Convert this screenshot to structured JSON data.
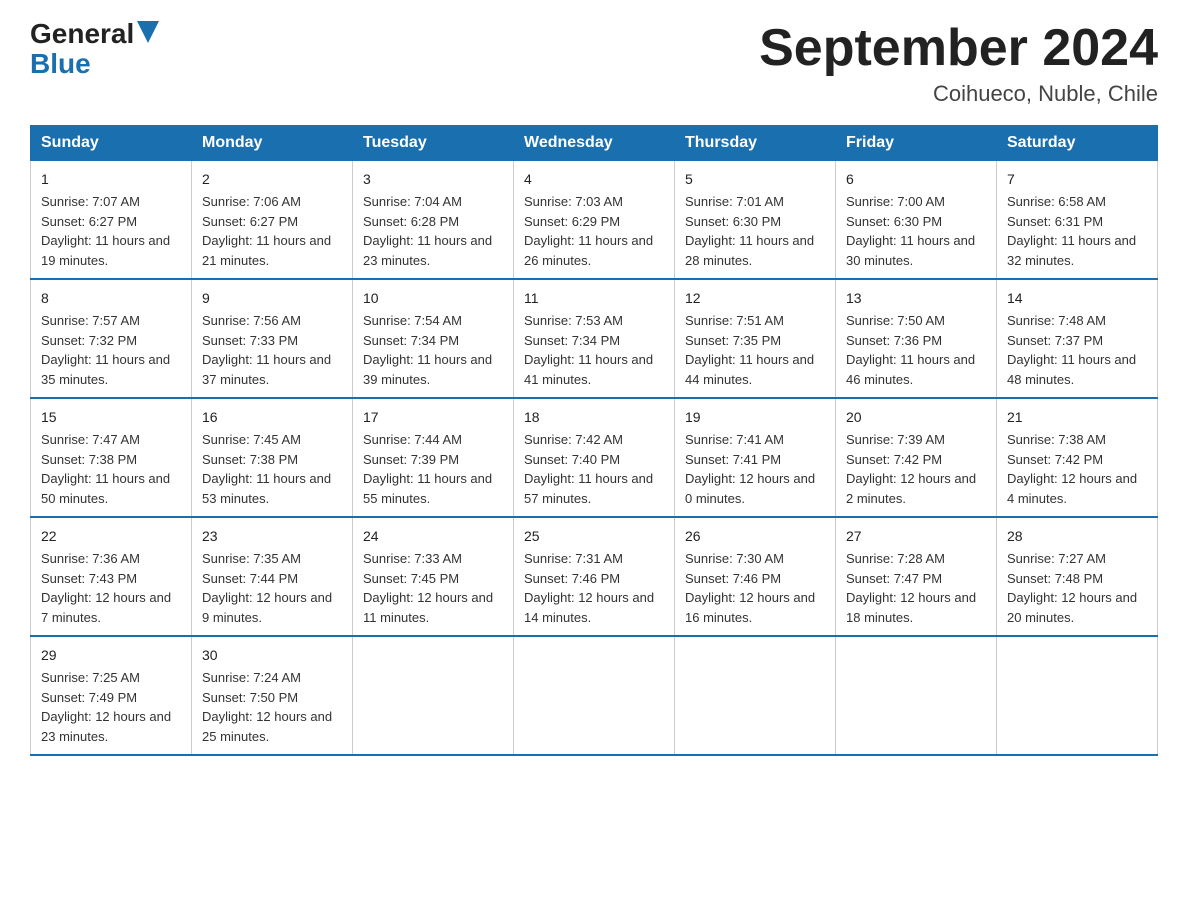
{
  "header": {
    "logo_general": "General",
    "logo_blue": "Blue",
    "month_title": "September 2024",
    "location": "Coihueco, Nuble, Chile"
  },
  "days_of_week": [
    "Sunday",
    "Monday",
    "Tuesday",
    "Wednesday",
    "Thursday",
    "Friday",
    "Saturday"
  ],
  "weeks": [
    [
      {
        "day": "1",
        "sunrise": "7:07 AM",
        "sunset": "6:27 PM",
        "daylight": "11 hours and 19 minutes."
      },
      {
        "day": "2",
        "sunrise": "7:06 AM",
        "sunset": "6:27 PM",
        "daylight": "11 hours and 21 minutes."
      },
      {
        "day": "3",
        "sunrise": "7:04 AM",
        "sunset": "6:28 PM",
        "daylight": "11 hours and 23 minutes."
      },
      {
        "day": "4",
        "sunrise": "7:03 AM",
        "sunset": "6:29 PM",
        "daylight": "11 hours and 26 minutes."
      },
      {
        "day": "5",
        "sunrise": "7:01 AM",
        "sunset": "6:30 PM",
        "daylight": "11 hours and 28 minutes."
      },
      {
        "day": "6",
        "sunrise": "7:00 AM",
        "sunset": "6:30 PM",
        "daylight": "11 hours and 30 minutes."
      },
      {
        "day": "7",
        "sunrise": "6:58 AM",
        "sunset": "6:31 PM",
        "daylight": "11 hours and 32 minutes."
      }
    ],
    [
      {
        "day": "8",
        "sunrise": "7:57 AM",
        "sunset": "7:32 PM",
        "daylight": "11 hours and 35 minutes."
      },
      {
        "day": "9",
        "sunrise": "7:56 AM",
        "sunset": "7:33 PM",
        "daylight": "11 hours and 37 minutes."
      },
      {
        "day": "10",
        "sunrise": "7:54 AM",
        "sunset": "7:34 PM",
        "daylight": "11 hours and 39 minutes."
      },
      {
        "day": "11",
        "sunrise": "7:53 AM",
        "sunset": "7:34 PM",
        "daylight": "11 hours and 41 minutes."
      },
      {
        "day": "12",
        "sunrise": "7:51 AM",
        "sunset": "7:35 PM",
        "daylight": "11 hours and 44 minutes."
      },
      {
        "day": "13",
        "sunrise": "7:50 AM",
        "sunset": "7:36 PM",
        "daylight": "11 hours and 46 minutes."
      },
      {
        "day": "14",
        "sunrise": "7:48 AM",
        "sunset": "7:37 PM",
        "daylight": "11 hours and 48 minutes."
      }
    ],
    [
      {
        "day": "15",
        "sunrise": "7:47 AM",
        "sunset": "7:38 PM",
        "daylight": "11 hours and 50 minutes."
      },
      {
        "day": "16",
        "sunrise": "7:45 AM",
        "sunset": "7:38 PM",
        "daylight": "11 hours and 53 minutes."
      },
      {
        "day": "17",
        "sunrise": "7:44 AM",
        "sunset": "7:39 PM",
        "daylight": "11 hours and 55 minutes."
      },
      {
        "day": "18",
        "sunrise": "7:42 AM",
        "sunset": "7:40 PM",
        "daylight": "11 hours and 57 minutes."
      },
      {
        "day": "19",
        "sunrise": "7:41 AM",
        "sunset": "7:41 PM",
        "daylight": "12 hours and 0 minutes."
      },
      {
        "day": "20",
        "sunrise": "7:39 AM",
        "sunset": "7:42 PM",
        "daylight": "12 hours and 2 minutes."
      },
      {
        "day": "21",
        "sunrise": "7:38 AM",
        "sunset": "7:42 PM",
        "daylight": "12 hours and 4 minutes."
      }
    ],
    [
      {
        "day": "22",
        "sunrise": "7:36 AM",
        "sunset": "7:43 PM",
        "daylight": "12 hours and 7 minutes."
      },
      {
        "day": "23",
        "sunrise": "7:35 AM",
        "sunset": "7:44 PM",
        "daylight": "12 hours and 9 minutes."
      },
      {
        "day": "24",
        "sunrise": "7:33 AM",
        "sunset": "7:45 PM",
        "daylight": "12 hours and 11 minutes."
      },
      {
        "day": "25",
        "sunrise": "7:31 AM",
        "sunset": "7:46 PM",
        "daylight": "12 hours and 14 minutes."
      },
      {
        "day": "26",
        "sunrise": "7:30 AM",
        "sunset": "7:46 PM",
        "daylight": "12 hours and 16 minutes."
      },
      {
        "day": "27",
        "sunrise": "7:28 AM",
        "sunset": "7:47 PM",
        "daylight": "12 hours and 18 minutes."
      },
      {
        "day": "28",
        "sunrise": "7:27 AM",
        "sunset": "7:48 PM",
        "daylight": "12 hours and 20 minutes."
      }
    ],
    [
      {
        "day": "29",
        "sunrise": "7:25 AM",
        "sunset": "7:49 PM",
        "daylight": "12 hours and 23 minutes."
      },
      {
        "day": "30",
        "sunrise": "7:24 AM",
        "sunset": "7:50 PM",
        "daylight": "12 hours and 25 minutes."
      },
      null,
      null,
      null,
      null,
      null
    ]
  ]
}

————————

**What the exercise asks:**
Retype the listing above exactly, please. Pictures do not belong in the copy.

**Solution to the problem:**
Convert this screenshot to structured JSON data.
{
  "header": {
    "logo_general": "General",
    "logo_blue": "Blue",
    "month_title": "September 2024",
    "location": "Coihueco, Nuble, Chile"
  },
  "days_of_week": [
    "Sunday",
    "Monday",
    "Tuesday",
    "Wednesday",
    "Thursday",
    "Friday",
    "Saturday"
  ],
  "weeks": [
    [
      {
        "day": "1",
        "sunrise": "7:07 AM",
        "sunset": "6:27 PM",
        "daylight": "11 hours and 19 minutes."
      },
      {
        "day": "2",
        "sunrise": "7:06 AM",
        "sunset": "6:27 PM",
        "daylight": "11 hours and 21 minutes."
      },
      {
        "day": "3",
        "sunrise": "7:04 AM",
        "sunset": "6:28 PM",
        "daylight": "11 hours and 23 minutes."
      },
      {
        "day": "4",
        "sunrise": "7:03 AM",
        "sunset": "6:29 PM",
        "daylight": "11 hours and 26 minutes."
      },
      {
        "day": "5",
        "sunrise": "7:01 AM",
        "sunset": "6:30 PM",
        "daylight": "11 hours and 28 minutes."
      },
      {
        "day": "6",
        "sunrise": "7:00 AM",
        "sunset": "6:30 PM",
        "daylight": "11 hours and 30 minutes."
      },
      {
        "day": "7",
        "sunrise": "6:58 AM",
        "sunset": "6:31 PM",
        "daylight": "11 hours and 32 minutes."
      }
    ],
    [
      {
        "day": "8",
        "sunrise": "7:57 AM",
        "sunset": "7:32 PM",
        "daylight": "11 hours and 35 minutes."
      },
      {
        "day": "9",
        "sunrise": "7:56 AM",
        "sunset": "7:33 PM",
        "daylight": "11 hours and 37 minutes."
      },
      {
        "day": "10",
        "sunrise": "7:54 AM",
        "sunset": "7:34 PM",
        "daylight": "11 hours and 39 minutes."
      },
      {
        "day": "11",
        "sunrise": "7:53 AM",
        "sunset": "7:34 PM",
        "daylight": "11 hours and 41 minutes."
      },
      {
        "day": "12",
        "sunrise": "7:51 AM",
        "sunset": "7:35 PM",
        "daylight": "11 hours and 44 minutes."
      },
      {
        "day": "13",
        "sunrise": "7:50 AM",
        "sunset": "7:36 PM",
        "daylight": "11 hours and 46 minutes."
      },
      {
        "day": "14",
        "sunrise": "7:48 AM",
        "sunset": "7:37 PM",
        "daylight": "11 hours and 48 minutes."
      }
    ],
    [
      {
        "day": "15",
        "sunrise": "7:47 AM",
        "sunset": "7:38 PM",
        "daylight": "11 hours and 50 minutes."
      },
      {
        "day": "16",
        "sunrise": "7:45 AM",
        "sunset": "7:38 PM",
        "daylight": "11 hours and 53 minutes."
      },
      {
        "day": "17",
        "sunrise": "7:44 AM",
        "sunset": "7:39 PM",
        "daylight": "11 hours and 55 minutes."
      },
      {
        "day": "18",
        "sunrise": "7:42 AM",
        "sunset": "7:40 PM",
        "daylight": "11 hours and 57 minutes."
      },
      {
        "day": "19",
        "sunrise": "7:41 AM",
        "sunset": "7:41 PM",
        "daylight": "12 hours and 0 minutes."
      },
      {
        "day": "20",
        "sunrise": "7:39 AM",
        "sunset": "7:42 PM",
        "daylight": "12 hours and 2 minutes."
      },
      {
        "day": "21",
        "sunrise": "7:38 AM",
        "sunset": "7:42 PM",
        "daylight": "12 hours and 4 minutes."
      }
    ],
    [
      {
        "day": "22",
        "sunrise": "7:36 AM",
        "sunset": "7:43 PM",
        "daylight": "12 hours and 7 minutes."
      },
      {
        "day": "23",
        "sunrise": "7:35 AM",
        "sunset": "7:44 PM",
        "daylight": "12 hours and 9 minutes."
      },
      {
        "day": "24",
        "sunrise": "7:33 AM",
        "sunset": "7:45 PM",
        "daylight": "12 hours and 11 minutes."
      },
      {
        "day": "25",
        "sunrise": "7:31 AM",
        "sunset": "7:46 PM",
        "daylight": "12 hours and 14 minutes."
      },
      {
        "day": "26",
        "sunrise": "7:30 AM",
        "sunset": "7:46 PM",
        "daylight": "12 hours and 16 minutes."
      },
      {
        "day": "27",
        "sunrise": "7:28 AM",
        "sunset": "7:47 PM",
        "daylight": "12 hours and 18 minutes."
      },
      {
        "day": "28",
        "sunrise": "7:27 AM",
        "sunset": "7:48 PM",
        "daylight": "12 hours and 20 minutes."
      }
    ],
    [
      {
        "day": "29",
        "sunrise": "7:25 AM",
        "sunset": "7:49 PM",
        "daylight": "12 hours and 23 minutes."
      },
      {
        "day": "30",
        "sunrise": "7:24 AM",
        "sunset": "7:50 PM",
        "daylight": "12 hours and 25 minutes."
      },
      null,
      null,
      null,
      null,
      null
    ]
  ]
}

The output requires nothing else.